Chef,
Specialties: MasterCook/RecipeFox; Culinary logistics; Personal Chef; Small restaurant owner; Caterer
Reply
Chef,
Specialties: MasterCook/RecipeFox; Culinary logistics; Personal Chef; Small restaurant owner; Caterer
Reply
post #3 of 11

Oh yes, PDS = pretty darned sharp

Chef,
Specialties: MasterCook/RecipeFox; Culinary logistics; Personal Chef; Small restaurant owner; Caterer
Reply
Chef,
Specialties: MasterCook/RecipeFox; Culinary logistics; Personal Chef; Small restaurant owner; Caterer
Reply
post #4 of 11
Thread Starter 

Thanks.  I think I read in another thread that you also use this as a replacement for honing.  Is that correct?  If so, what how do you use this?  A few pulls before you start cooking?

post #5 of 11
Quote:
Originally Posted by fingermark View Post

Thanks.  I think I read in another thread that you also use this as a replacement for honing.  Is that correct?  If so, what how do you use this?  A few pulls before you start cooking?

With fair regularity, I wash the knife, dry, then, maybe, 5 full, back and forth swipes on the Roll-Sharp, with very light pressure. Sometimes I don't crazy.gif

 

If the knife feels like it needs it, i.e. I cannot shave the skin off a tomato, maybe 10-20 full swipes as necessary.
 

 

Chef,
Specialties: MasterCook/RecipeFox; Culinary logistics; Personal Chef; Small restaurant owner; Caterer
Reply
Chef,
Specialties: MasterCook/RecipeFox; Culinary logistics; Personal Chef; Small restaurant owner; Caterer
Reply
post #6 of 11

You're trying to find a one step solution which really doesn't exist.  It's a question of what you want and to how much trouble and expense you're willing to take to get there.

 

The MAC Rollsharp is a rebranded Fiskars Rollsharp.  It's a decent, although not particularly fast way, of getting a moderately coarse edge on a knife.  It's not a bad method for a MAC Original or Chef's, but your MAC Pro is capable of taking and holding a finer, more polished edge than the Rollsharp can produce. 

 

A Pro will feel smoother, stay sharp longer, and generally perform better with the more advanced edge, or I wouldn't bother mentioning it.

 

A really good sharpening kit, including hone, would come in at just under $200.  You could do fairly well for less.  For instance, a good rod hone runs around $30, and you could add a decent, two face combination -- such as a King 1K/6K -- for under $70 and stay within your budget. 

 

If bench stones are too much for you in terms of difficulty and/or expense, consider a Minosharp three stage pull through (around $80) or a Chef's Choice Model 316 (also around $80).  Either method will get you a finer edge than a Rollsharp.  Neither is as tough on your knife.

 

Honing with a fine hone, puts a lot less wear and stress on an edge than sharpening; but it's not a substitute for sharpening either.

 

Hope this helps,

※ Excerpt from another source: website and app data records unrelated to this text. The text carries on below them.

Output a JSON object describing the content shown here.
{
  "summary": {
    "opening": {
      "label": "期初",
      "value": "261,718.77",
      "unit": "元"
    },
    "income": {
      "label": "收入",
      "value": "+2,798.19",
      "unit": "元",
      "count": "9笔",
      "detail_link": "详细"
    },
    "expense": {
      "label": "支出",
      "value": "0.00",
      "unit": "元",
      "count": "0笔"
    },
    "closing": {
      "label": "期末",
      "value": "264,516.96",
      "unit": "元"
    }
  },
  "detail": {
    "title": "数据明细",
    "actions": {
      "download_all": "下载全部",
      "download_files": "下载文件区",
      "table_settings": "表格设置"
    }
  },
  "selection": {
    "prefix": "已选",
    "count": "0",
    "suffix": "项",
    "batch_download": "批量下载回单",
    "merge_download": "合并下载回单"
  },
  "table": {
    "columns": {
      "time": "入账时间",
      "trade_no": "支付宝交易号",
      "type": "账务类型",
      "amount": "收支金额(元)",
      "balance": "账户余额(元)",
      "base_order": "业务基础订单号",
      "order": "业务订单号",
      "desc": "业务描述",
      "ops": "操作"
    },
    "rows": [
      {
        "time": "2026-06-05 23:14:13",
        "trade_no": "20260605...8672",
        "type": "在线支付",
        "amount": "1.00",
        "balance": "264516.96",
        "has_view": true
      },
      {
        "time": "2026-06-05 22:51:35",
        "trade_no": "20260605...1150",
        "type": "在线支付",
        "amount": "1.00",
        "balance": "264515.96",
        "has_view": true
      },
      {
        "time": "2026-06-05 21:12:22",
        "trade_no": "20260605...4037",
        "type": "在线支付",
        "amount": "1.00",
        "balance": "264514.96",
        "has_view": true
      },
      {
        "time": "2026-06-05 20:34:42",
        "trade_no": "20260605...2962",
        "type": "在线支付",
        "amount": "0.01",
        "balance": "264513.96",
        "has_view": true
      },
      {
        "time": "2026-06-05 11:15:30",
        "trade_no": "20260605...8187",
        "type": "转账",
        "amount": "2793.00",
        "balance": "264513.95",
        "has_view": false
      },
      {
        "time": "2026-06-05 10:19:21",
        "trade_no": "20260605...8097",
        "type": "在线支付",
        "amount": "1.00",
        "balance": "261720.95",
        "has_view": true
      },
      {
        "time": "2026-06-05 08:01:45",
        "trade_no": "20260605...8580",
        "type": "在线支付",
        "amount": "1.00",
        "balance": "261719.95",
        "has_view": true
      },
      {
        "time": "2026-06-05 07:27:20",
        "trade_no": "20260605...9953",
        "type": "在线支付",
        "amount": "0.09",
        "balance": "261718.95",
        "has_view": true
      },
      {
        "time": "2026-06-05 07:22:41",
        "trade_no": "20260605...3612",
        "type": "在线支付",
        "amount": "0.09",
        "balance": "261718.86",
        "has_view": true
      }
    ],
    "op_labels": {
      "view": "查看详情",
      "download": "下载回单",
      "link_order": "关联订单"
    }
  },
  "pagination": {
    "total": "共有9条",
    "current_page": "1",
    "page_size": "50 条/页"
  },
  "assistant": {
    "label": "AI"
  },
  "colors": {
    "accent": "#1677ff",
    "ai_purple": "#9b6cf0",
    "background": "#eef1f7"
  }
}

BDL

post #7 of 11
Thread Starter 

It does help a lot.  Thanks.  So, would I still need to hone the knife with the Minosharp three stage pull through?  Or is that what the finest grit is for?

post #8 of 11

You still hone (or steel) the knife between sharpenings, to keep the knife off the stones.  You won't need to use the rod when you've just finished sharpening because the sharpener will also true the edge.  But you don't want to sharpen every time you need to true; it's time consuming and tough on the knife.  The exceptions to truing with a rod are knives which shouldn't or can't be steeled for some reason (doesn't apply to you); and machines which have barely-abrasive, floppy discs for their final stage.

 

I think one of the inexpensive Chef's Choice machines has a set of wheels, and am sure one of their more expensive "Asian" machines does.  A lot of knife guys are very disapproving when it comes to the CCs, but I like them for a great number of people.  Because they are so easy and convenient to use, they get used.  They aren't without drawbacks, though.  The biggest of which is that the stones get dirty and load up, and are very difficult to clean, the stones also wear fairly quickly. 

 

A manual pull through like the Minosharp is really a stone holder for people who refuse to learn bench stones.  They are inexpensive and don't require much learning, but have their limitations -- just not as many or as severe as a Rollsharp.  The three stage Minosharp is roughly competitive with one of the more expensive CCs.  It's not nearly as fast (which means it won't profile or repair easily), it's nowhere near as  convenient, but it's easier to keep the stones clean, should last longer, and costs less. 

 

Pete, whom I respect hugely, feels that I'm judging his Rollsharp negatively.  I've got nothing against it.  It's a decent system which will give you a sharp knife without too much effort if you use it frequently -- good for a great many knives and a large number of people.  But it's only a single stage pull-through.  It's not fast enough for repairs or re-profiling without a LOT of work, and it's not fine enough to put an appropriate polish on a knife like your MAC Pro.  The three stage Minosharp just barely covers the bases. 

 

You've already made your budget limits clear, and we're talking about sharpening just one knife.  If the parameters weren't so constrained, I'd be talking about more expensive and powerful systems.  I know $200 seems like a lot of money, but it's very close to the price of admission for a kit with three good, Japanese, synthetic water stones, a good hone and a flattener.   For a little more, you could avoid most of the learning curve and pick up an Edge Pro, rod and flattener.  

 

BDL

post #9 of 11

 

You can get a Spyderco Sharpmaker and a set of ultra fine triangles on Amazon for about $80 total. For J knives only use the 15 degree slots though. They are not going to exceed waterstones or be faster than other systems but will do an adequate job and can go anyplace.

 

As BDL said a King 1K and 6K will do beautifully for similar money and are faster cutting but can't compete with the Sharpmaker for less muss and fuss. The Sharpmaker edges are about like a 1K and 3K waterstone as is. The ultra fine triangles get about 5K.

 

I have many a tool to sharpen with but the Sharpmaker is a staple. It sits between a honing rod and stones in the ladder of sharpeners. It does good on serrated blades also.

 

Jim

 

post #10 of 11
Thread Starter 

This forum is great.  KnifeSavers, how well does the SharpMaker do on an 8" blade?

post #11 of 11
Thread Starter 

Well, I pulled the trigger and bought the Minosharp 3 and the Idahone.  Pete seemed to be using a similar system successfully.  And BDL gave me good advice on why the Minosharp is an improvement of that system.

 

The Edge Apex seems awesome, though.  And if I had more knives and cooked more, I would have bought that system with the upgraded stones, but couldn't justify the $280 purchase.

 

Update:  bought my stuff from chefknivestogo.com and was very pleased with the fast processing and delivery.  The Minosharp is definitely simple to use.  I did notice that it left some scratches at the tip of my knife.  It was probably my fault, though.  Who knows.  Anyway, thanks again.

 

Thanks!


Edited by fingermark - 11/3/11 at 3:58pm
New Posts  All Forums:Forum Nav:
  Return Home
  Back to Forum: Cooking Knife Reviews
ChefTalk.com › ChefTalk Cooking Forums › Food & Equipment Reviews › Cooking Knife Reviews › Under $100 maintenance for MAC Knife